Joint of Companionway Jamb to Threshold

Custom-modified Aqualift Muffler

Foremast Tabernacle ready for fabric/epoxy. Step is solid w/ Ply Cap; Sides are full dimension 2x8 waterfront-quality pressure-treated yellow pine; Sides are 3/4" plywood

Wednesday, April 30, 2008

Installing the Bulwarks

Bulwark components are long-scarfed from marine-quality pressure-treated 2x4's

Using a 1/2" Drill Motor with a 3/8" square-drive and socket to install 1/4" x 5" hot-dipped-galvanized lag bolts 18" on center. Care must be taken not to break the bolts: tighten snug only; tighten further by hand using a rachet wrench. All bulwark components are "dry-fit" before glue. Bolts are left 1/2" up; bulwark layer is lifted with a prybar (see photo), glue is inserted with a 3" putty knife; lags are tightened.

Bulwark first layer on

Clamps are used to roll the bulwark in amidships to make it nearly verical. The bulwarks roll out in the ends to match topsides flare

Dry fitting the second Bulwark layer while torturing it into place. I broke this one at a scarf joint pulling the aft end in. Clamps align and torture

Using a flat bar to open the glue joint between layers.

3/4" Bungs are installed using lots of epoxy to cover and seal the bolt heads. Bungs are cut using a 7/8" hole saw in the drill press.

Thursday, April 24, 2008

Coachroof Construction

Coachroof Beams being varnished prior to installation; note routed mortises for Skylight Carlins

Coachroof Beam-ends showing rabbets for 3mm headliners & 3/4" polyurethane foam core

Aft Hatch Coaming with handle mortised into Coachroof Beam

Aft Coachroof in frame

Fwd. Cabin Coachroof in frame

Fabric/epoxy covering Houses (ends covered first)

Skylight Frame

All exterior fabric/epoxy work completed; Cockpit Pedestal in place (for compass & engine controls)

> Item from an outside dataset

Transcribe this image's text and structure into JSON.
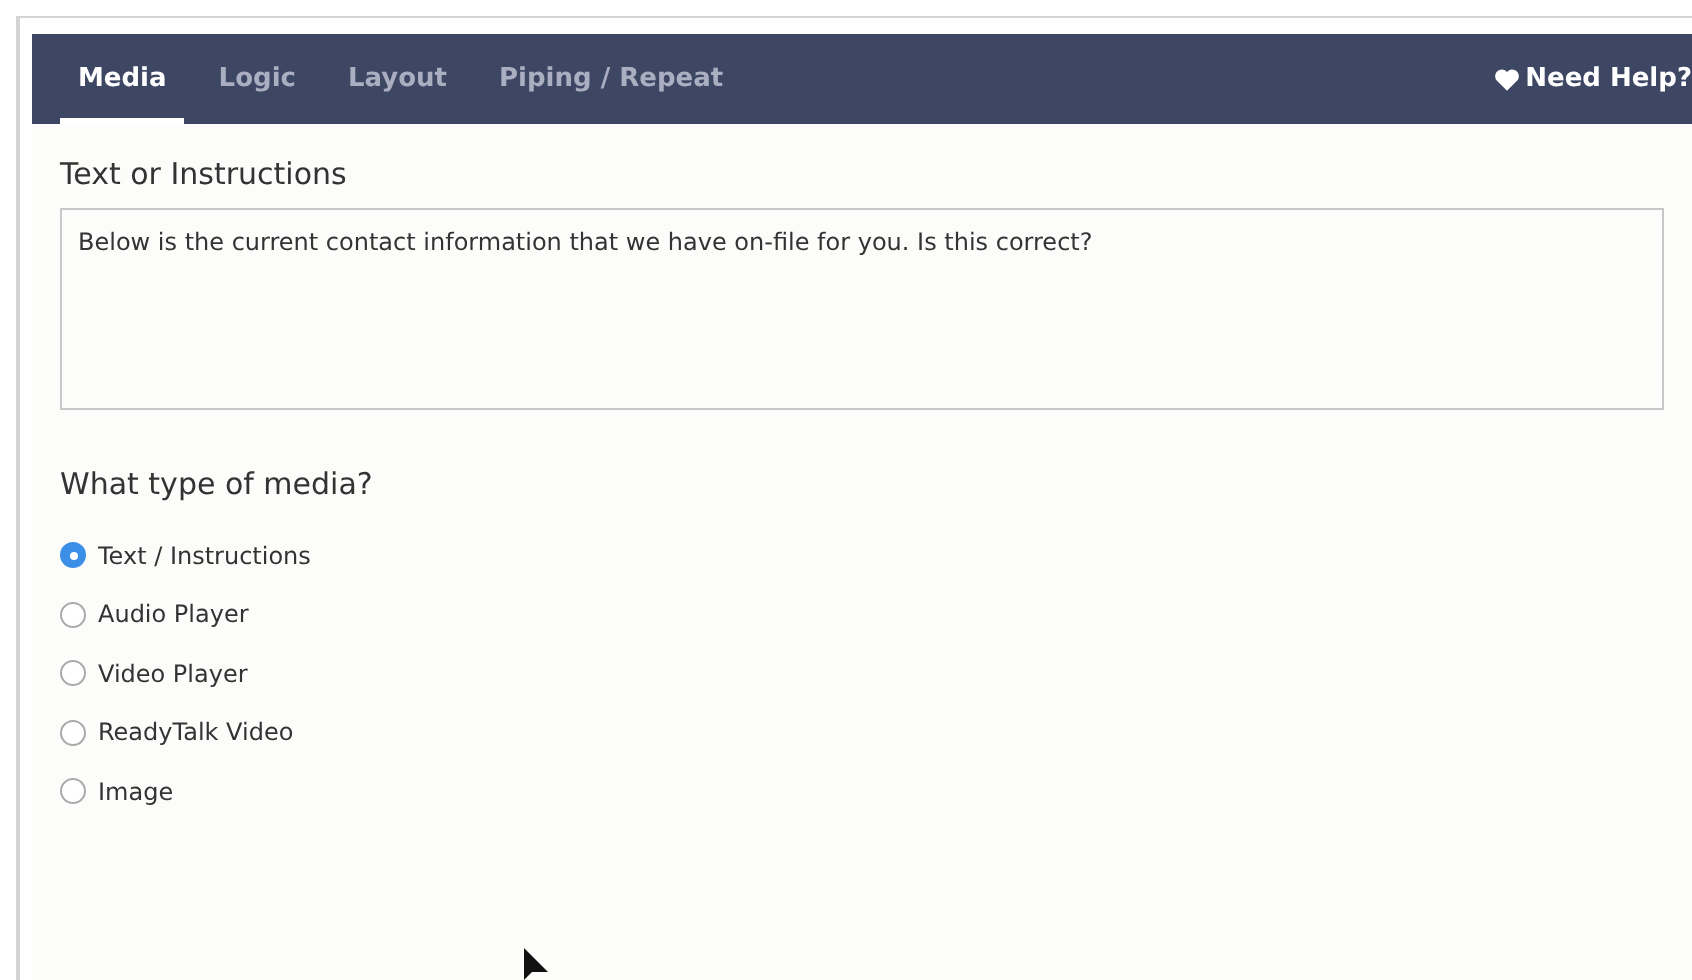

Saturday, April 12, 2008

Sheathing the Decks

Fabric/epoxy covering Decks

Decks covered; portlights cut out